Converting VB6 to VB.NET

Brad wrote,

The VB6 to VB.NET converter doesn't seem to exist anymore. Microsoft sent me to Artinsoft. They apparently have a good one, but it will cost me $6000 to use for my smaller project and gobs more for the larger one.

Are there any competitors out there? Are there other choices beside recoding by hand?

Unfortunately, Microsoft's policy these days seems to be, "What part of 'We don't support VB6 anymore!

' don't you understand?" I've blogged long and hard that this is a mistake for Microsoft so I won't plow that ground again. Microsoft does provide a small amount of support. For example, there's the Interop and Upgrade forum where you can ask questions. I blogged the announcement of a new third-party VB6 website back in 2007 called VB6.us. I checked them again for this blog and they're still online!

Inevitably, you will have to abandon VB6 some day. It's better to plan for an orderly transition than to be forced to do it in emergency mode when something breaks.

But you do have options!

First, you can continue to run VB6 programs and even develop using VB6 on even the latest version of Windows. (If you can find a VB6 system. You can't buy one at retail anymore but you can still get one with an MSDN subscription.) You have to install the system with an Administrator account. Some people have reported that Windows 7 must be run in Windows XP mode for best results in developing VB6 systems but the runtime is supported by all versions of Windows.

When you do decide to convert, you'll have to do it in two steps if you only use Microsoft products. As Brad discovered, Visual Studio 2010 doesn't include the VB6 conversion wizard anymore. But you can still download VB.NET 2008 Express. (Act fast! That won't last forever either.) 2008 does include the wizard.
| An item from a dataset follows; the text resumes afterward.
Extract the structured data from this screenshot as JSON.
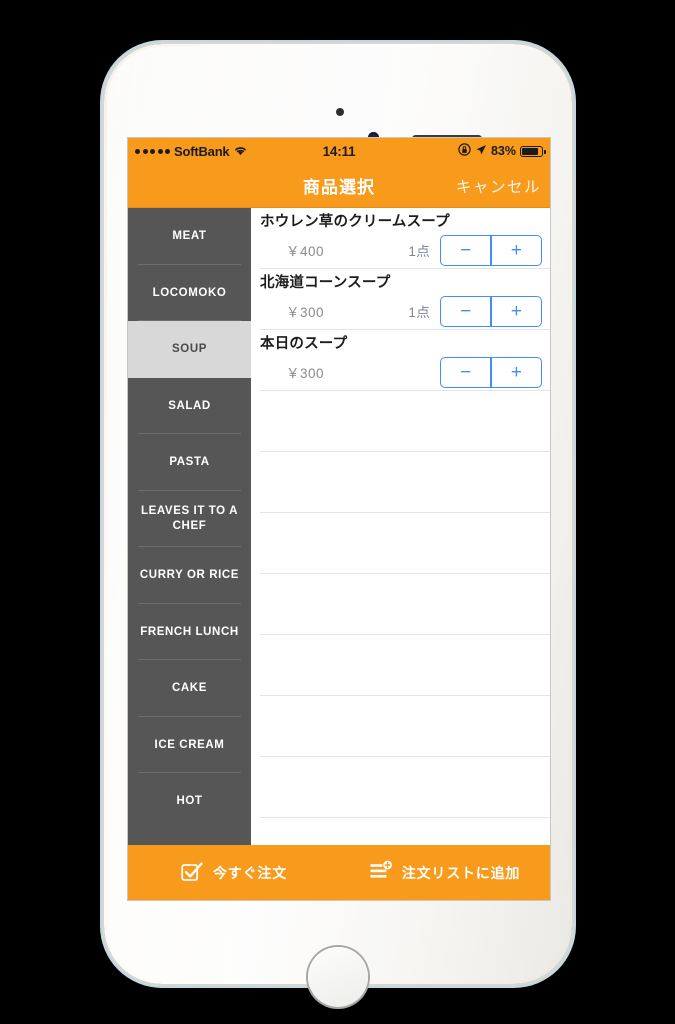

After that, you can convert the VB.NET 2008 code to VB.NET 2010.

Conversion of VB6 code usually only works for relatively small systems that don't involve a great deal of VB6-specific technology. The fact is that straight conversion projects of complex VB6 systems usually run into a wall after the easy part is done. The differences between the two languages are just too great. A great resource for deciding what to do can be found in this Microsoft blog: Rewrite vs Migrate vs Reuse vs Replace. The Microsoft Patterns and Practices group also has an article that will help: Upgrading Visual Basic 6.0 Applications to Visual Basic .NET and Visual Basic 2005.

If you do decide to go the conversion route, the software to help can be pretty pricey, as Brad found out. The main commercial competitors are ArtinSoft and VB Migration Partner. ArtinSoft prices their product by lines of code (LOC) and pricing starts at $800 for up to 10,000 LOC. VB Migration Partner doesn't quote a fixed price; they like to give you a bid after looking at your project.

While researching this blog, I ran into a message on another page that was so good that I decided to quote it in this blog. Addressing the same question, Darrel Miller wrote:

a) Hire someone with a significant amount of experience in building large .NET applications to come and guide the project and teach you.

b) Extract the business requirements from your current application and freeze them.

c) Celebrate the fact that this should be the easiest greenfield application development project ever because you have someone with experience in the technology to guide you, you have mature tools to build the application with and have a well defined set of requirements, so you know exactly what to build.

P.S. At this point I would not bother with Winforms. I would jump straight to WPF, you'll thank me later.

P.P.S The language really does not matter (C# or VB.Net). The effort will be the same.